Video

Video Growing Business Offers Paint with a Twist of Wine

Two New Orleans area women started a small business seven years ago with one thing in mind: to help their neighbors relieve the stress of coping with a hurricane's aftermath. Today their business, which pairs painting and a little bit of wine, has become one of the fastest growing franchises across the U.S. VOA’s June Soh met the entrepreneurs at their newest franchise location in the Washington suburbs.
Video

Video Ebola Vaccine Trials To Begin Next Week

The National Institutes of Health says it is launching early stage trials of a vaccine to prevent the Ebola virus, which has infected or killed thousands of people across West Africa. The World Health Organization says Ebola could infect more than 20,000 people across the region by the time the outbreak is over. The epidemic has health experts and governments scrambling to prevent more people from becoming infected. Zlatica Hoke has more.
Video

Video Asian Bacteria Threatens Florida Orange Trees

Florida's citrus fruit industry is facing a serious threat from a bacteria carried by the Asian insect called psyllid. The widespread infestation again highlights the danger of transferring non-native species to American soil. VOA’s George Putic reports.
Video

Video Aging Will Reduce Economic Growth Worldwide in Coming Decades

The world is getting older, fast. And as more people retire each year, fewer working-age people will be there to replace them. Bond rating agency Moody’s says that will lead to a decline in household savings; reducing global investments - which in turn, will lead to slower economic growth around the world. But experts say it’s not too late to mitigate the economic impact of the world’s aging populations. Mil Arcega has more.
Video

Video Is West Doing Enough to Tackle Islamic State?

U.S. President Barack Obama has ruled out sending ground troops to Iraq to fight militants of the so-called Islamic State, or ISIS, despite officials in Washington describing the extremist group as the biggest threat the United States has faced in years. Henry Ridgwell reports from London on the growing uncertainty over whether the West’s response to ISIS will be enough to defeat the terrorist threat.
Video

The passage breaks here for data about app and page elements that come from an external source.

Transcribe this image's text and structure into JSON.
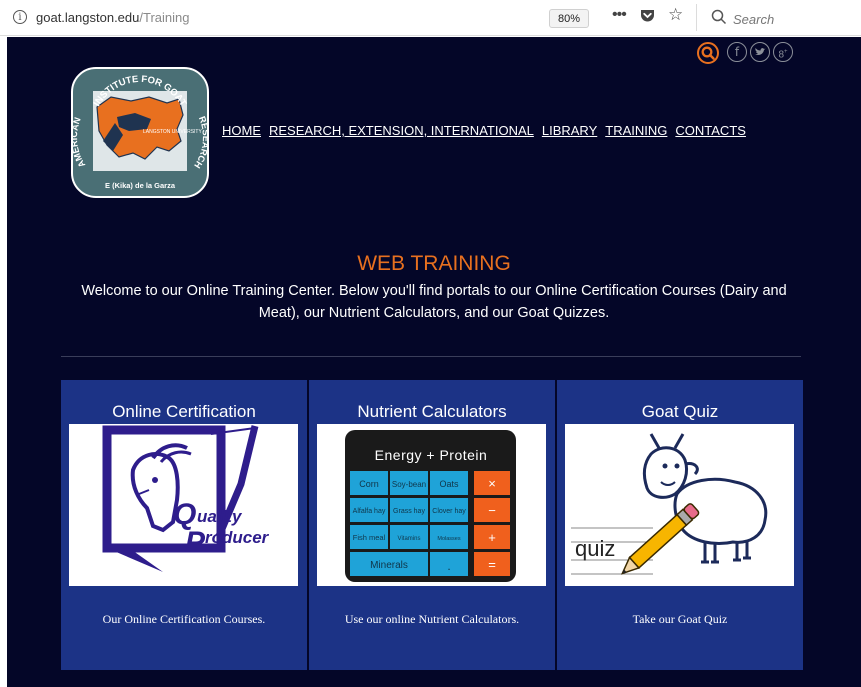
{
  "browser": {
    "url_host": "goat.langston.edu",
    "url_path": "/Training",
    "zoom": "80%",
    "search_placeholder": "Search"
  },
  "logo": {
    "top_text": "INSTITUTE FOR GOAT",
    "left_text": "AMERICAN",
    "right_text": "RESEARCH",
    "bottom_text": "E (Kika) de la Garza",
    "map_text": "LANGSTON UNIVERSITY"
  },
  "nav": {
    "items": [
      {
        "label": "HOME"
      },
      {
        "label": "RESEARCH, EXTENSION, INTERNATIONAL"
      },
      {
        "label": "LIBRARY"
      },
      {
        "label": "TRAINING"
      },
      {
        "label": "CONTACTS"
      }
    ]
  },
  "main": {
    "heading": "WEB TRAINING",
    "welcome": "Welcome to our Online Training Center. Below you'll find portals to our Online Certification Courses (Dairy and Meat), our Nutrient Calculators, and our Goat Quizzes."
  },
  "cards": [
    {
      "title": "Online Certification",
      "caption": "Our Online Certification Courses.",
      "image_text": [
        "uality",
        "roducer",
        "Q",
        "P"
      ]
    },
    {
      "title": "Nutrient Calculators",
      "caption": "Use our online Nutrient Calculators.",
      "calc": {
        "header": "Energy + Protein",
        "cells": [
          "Corn",
          "Soy-bean",
          "Oats",
          "Alfalfa hay",
          "Grass hay",
          "Clover hay",
          "Fish meal",
          "Vitamins",
          "Molasses",
          "Minerals",
          "."
        ],
        "ops": [
          "×",
          "−",
          "+",
          "="
        ]
      }
    },
    {
      "title": "Goat Quiz",
      "caption": "Take our Goat Quiz",
      "image_text": "quiz"
    }
  ],
  "colors": {
    "page_bg": "#040628",
    "card_bg": "#1c3386",
    "accent": "#e8701f",
    "calc_blue": "#1fa3d8",
    "calc_orange": "#f0601d"
  }
}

Video Coalition to Fight Islamic State Could Reward Assad

The United States along with European and Mideast allies are considering a broader assault against Islamic State fighters who have spread from Syria into Iraq and risk further destabilizing an already troubled region. But as VOA State Department Correspondent Scott Stearns reports, confronting those militants could end up helping the embattled Syrian President Bashar al-Assad.
Video

Video Made in America Socks Get Toehold in Online Fashion Market

Three young entrepreneurs are hoping to revolutionize the high-end sock industry by introducing all-American creations of their own. And they’re doing most of it the old-fashioned way. VOA’s Julie Taboh recently caught up with them to learn what goes into making their one-of-a-kind socks.
Video

Video Americans, Ex-Pats Send Relief Supplies to West Africa

Health organizations from around the world are sending supplies and specialists to the West African countries that are dealing with the worst Ebola outbreak in history. On a smaller scale, ordinary Americans and African expatriates living in the United States are doing the same. VOA's Carol Pearson reports.

AppleAndroid